What’s the difference between architecture and interior design?
There is a definite difference, but also a significant overlap between the two courses of study. Dean Ellen Fisher made me aware of studies done that compared interior design and architectural education programs and it was found that there is a 65 percent overlap in content — which means that 35 percent of the subject matter is unique to interior design.
What do you teach in Contract Design studios I & II?
Drawing on my professional experience, I teach students specific, pragmatic contract design information related to acoustics, code, egress, accessibility, sustainability, security, lighting, and more. At the same time, I teach students, essentially, to think as designers. This includes ways to approach and develop a design.
These approaches to design could be applied to subjects as varied as the design of shoelaces or the design of a city — and they will be as relevant in 50 years as they are today. What unites these approaches is starting with a question — perhaps even an unanswerable one. I teach my students that the design must have its basis in research, especially visual/spatial research using sketching or model making.
What do you love about teaching?
A studio class can be like a laboratory in which idealized, pure design research can occur. This atmosphere is difficult to achieve in the sometimes exhilarating but decidedly non-pure environment of the job site. The discoveries made within the studio class have a way of building from one semester to the next, leading to new areas of inquiry — aided by the observations of the remarkable resource pool of guest jurors available in New York City.
My role is to set the bar high in every way imaginable, and when students make the leap, far surpassing their own expectations and literally growing as designers before my eyes, it is truly magical.
You have designed Permanent Missions to the United Nations. How do you create a visual brand for an entire country?

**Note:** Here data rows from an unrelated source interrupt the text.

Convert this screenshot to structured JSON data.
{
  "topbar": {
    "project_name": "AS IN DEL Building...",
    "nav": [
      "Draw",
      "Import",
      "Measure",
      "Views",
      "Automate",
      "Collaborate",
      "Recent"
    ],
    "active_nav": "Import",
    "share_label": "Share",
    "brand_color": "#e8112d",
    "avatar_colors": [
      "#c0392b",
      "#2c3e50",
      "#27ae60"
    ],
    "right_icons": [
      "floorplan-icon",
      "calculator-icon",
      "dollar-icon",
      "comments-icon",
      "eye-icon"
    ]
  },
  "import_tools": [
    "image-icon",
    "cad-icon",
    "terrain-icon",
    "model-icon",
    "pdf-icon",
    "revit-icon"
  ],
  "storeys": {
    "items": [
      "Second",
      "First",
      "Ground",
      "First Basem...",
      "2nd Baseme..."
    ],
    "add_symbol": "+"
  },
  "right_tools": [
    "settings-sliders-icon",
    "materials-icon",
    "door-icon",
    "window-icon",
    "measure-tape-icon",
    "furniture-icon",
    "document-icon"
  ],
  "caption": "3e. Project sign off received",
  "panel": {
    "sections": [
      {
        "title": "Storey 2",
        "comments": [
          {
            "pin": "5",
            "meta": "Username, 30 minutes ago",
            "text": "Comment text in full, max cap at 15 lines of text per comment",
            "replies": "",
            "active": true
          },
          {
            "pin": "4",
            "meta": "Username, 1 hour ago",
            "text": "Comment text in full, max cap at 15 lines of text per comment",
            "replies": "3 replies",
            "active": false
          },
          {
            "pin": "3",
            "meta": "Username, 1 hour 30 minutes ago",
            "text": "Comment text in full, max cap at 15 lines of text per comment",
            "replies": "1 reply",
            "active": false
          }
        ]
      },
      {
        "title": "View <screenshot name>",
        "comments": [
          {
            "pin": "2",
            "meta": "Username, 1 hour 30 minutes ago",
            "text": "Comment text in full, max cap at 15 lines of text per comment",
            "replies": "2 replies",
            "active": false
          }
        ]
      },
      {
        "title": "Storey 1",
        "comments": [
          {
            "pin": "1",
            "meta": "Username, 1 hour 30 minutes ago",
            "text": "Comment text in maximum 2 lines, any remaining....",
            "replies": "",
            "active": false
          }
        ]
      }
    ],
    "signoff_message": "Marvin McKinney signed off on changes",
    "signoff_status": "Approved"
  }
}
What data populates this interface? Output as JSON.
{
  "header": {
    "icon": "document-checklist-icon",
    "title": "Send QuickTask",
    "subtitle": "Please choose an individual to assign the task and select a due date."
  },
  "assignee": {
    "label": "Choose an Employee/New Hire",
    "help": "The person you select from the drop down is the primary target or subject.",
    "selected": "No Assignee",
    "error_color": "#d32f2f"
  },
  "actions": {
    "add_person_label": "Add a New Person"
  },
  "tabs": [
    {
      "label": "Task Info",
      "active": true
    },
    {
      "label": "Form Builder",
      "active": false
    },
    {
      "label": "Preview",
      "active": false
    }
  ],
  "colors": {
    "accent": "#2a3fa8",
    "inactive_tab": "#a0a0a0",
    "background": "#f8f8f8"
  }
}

For me, the key is to listen closely to the client, so that JGArchitects becomes an interpreter of a client’s most heartfelt beliefs, however qualified or contradictory, about their country and its place in the international community. The key component of this conversation, which gives us our credibility, is the research. Especially important is travelling to the country. The trip might include visiting heritage sites, museums, small towns, and the capital city, all the while observing landscapes, flora and fauna; and touring government buildings.